I’ll admit that in many of my lessons, I have a well-defined statistical question in mind before class even starts. This activity is different, because students experience the messy process of formulating a statistical question and operationalizing it for a survey.

#### Collect Data

Before the next class period, I read their work (or at least a “random sample” of their work ☺) and I try to close the feedback loop by discussing common issues that I noticed. Do some questions go beyond the scope of a class survey? Are certain kinds of variables commonly misclassified? How can we improve ambiguous survey questions? Even though my class is too large to talk to every student individually, this gives me an opportunity to respond to and challenge student thinking.

Later we can use student-written questions as the starting point for data collection and analysis. I usually choose 10-15 survey questions (ideally relevant to more than one statistical question), and collect their data via Google Forms. When students answer open-ended questions like, “How many hours do you spend studying in a typical week,” it generates data that’s messy but manageable. It feels more authentic than squeaky clean textbook data, plus the struggle of cleaning a few hundred observations by hand may help students understand the need for better data cleaning methods.

#### Analyzing Data Using Appropriate Tools

“Appropriate tools” certainly aren’t one-size fits all, but for this activity, I need a tool that…

• Can handle large(ish) datasets
• Is accessible for students – preferably free!
• Makes it easy to construct graphs and calculate summary statistics

At UGA, we have a site license that makes JMP free for students, and many regularly bring their laptops to class, so JMP works well for us with students working in pairs. If I didn’t have access to JMP, I might consider CODAP, which looks a lot like Fathom (friendly drag and drop interface!) except it’s free and runs in a web browser.

Speaking of a friendly interface, another hurdle in a large class is how to trouble-shoot technology for students, especially if you don’t have smaller “lab” sections or TA support during class. For me, it’s a delicate balance of scaffolding and classroom culture…

After demonstrating how to construct graphs and calculate summaries using software, I assign some straightforward data analysis questions with right/wrong answers. For this, I use an app called Socrative, which works similarly to clickers, except that it allows for both multiple choice and free response questions. Socrative allows me to give immediate feedback – for example, if they miss a question, I can provide them with the software instructions they need. In addition to feedback through Socrative, I try to normalize the process of struggling with new technology and encourage them to help each other. I remind them it’s impossible for me to help everyone individually, but I’m confident they can work together and solve most problems without me. Students generally rise to the challenge and accept that there are multiple sources of knowledge in the room.

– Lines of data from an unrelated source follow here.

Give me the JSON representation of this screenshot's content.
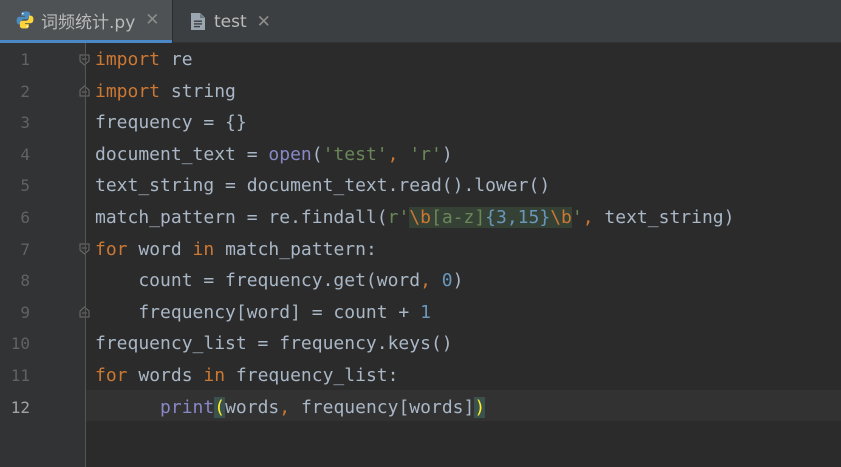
{
  "tabs": [
    {
      "label": "词频统计.py",
      "close": "✕",
      "icon": "python-file-icon"
    },
    {
      "label": "test",
      "close": "✕",
      "icon": "text-file-icon"
    }
  ],
  "editor": {
    "line_numbers": [
      "1",
      "2",
      "3",
      "4",
      "5",
      "6",
      "7",
      "8",
      "9",
      "10",
      "11",
      "12"
    ],
    "current_line": 12,
    "code": {
      "l1_kw": "import",
      "l1_rest": " re",
      "l2_kw": "import",
      "l2_rest": " string",
      "l3": "frequency = {}",
      "l4_a": "document_text = ",
      "l4_fn": "open",
      "l4_b": "(",
      "l4_s1": "'test'",
      "l4_c": ", ",
      "l4_s2": "'r'",
      "l4_d": ")",
      "l5": "text_string = document_text.read().lower()",
      "l6_a": "match_pattern = re.findall(",
      "l6_r": "r'",
      "l6_e1": "\\b",
      "l6_cls": "[a-z]",
      "l6_q": "{3,15}",
      "l6_e2": "\\b",
      "l6_end": "'",
      "l6_c": ", ",
      "l6_b": "text_string)",
      "l7_kw1": "for",
      "l7_a": " word ",
      "l7_kw2": "in",
      "l7_b": " match_pattern:",
      "l8_a": "    count = frequency.get(word",
      "l8_c": ", ",
      "l8_n": "0",
      "l8_b": ")",
      "l9_a": "    frequency[word] = count + ",
      "l9_n": "1",
      "l10": "frequency_list = frequency.keys()",
      "l11_kw1": "for",
      "l11_a": " words ",
      "l11_kw2": "in",
      "l11_b": " frequency_list:",
      "l12_indent": "      ",
      "l12_fn": "print",
      "l12_p1": "(",
      "l12_a": "words",
      "l12_c": ", ",
      "l12_b": "frequency[words]",
      "l12_p2": ")"
    }
  },
  "colors": {
    "background": "#2b2b2b",
    "gutter": "#313335",
    "keyword": "#cc7832",
    "string": "#6a8759",
    "number": "#6897bb",
    "builtin": "#8888c6",
    "identifier": "#a9b7c6",
    "tab_accent": "#4a88c7"
  }
}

Once I’m confident students know how to use the necessary data analysis tools, we can try more challenging, open-ended questions. For example, I may choose a response variable and ask students to explore the data until they find a variable that’s a good predictor, then write a few sentences about that relationship. They need to use graphs and calculate statistics to answer this, but I’m not explicitly telling them which graphs and statistics to use, and I’m certainly not giving them “point here, click here” style instructions. There’s a little productive struggle involved!

#### Interpret Results in Context

In the following class, I present student analyses as a starting point for our interpretations. They already have a foundation for discussing effect sizes and strength of evidence, because they’ve considered the relationships among variables themselves. Students can offer deep insights about the limitations of the analysis (e.g., sampling issues, measurement issues, correlation vs. causation), because they’ve been involved with the investigation at every stage.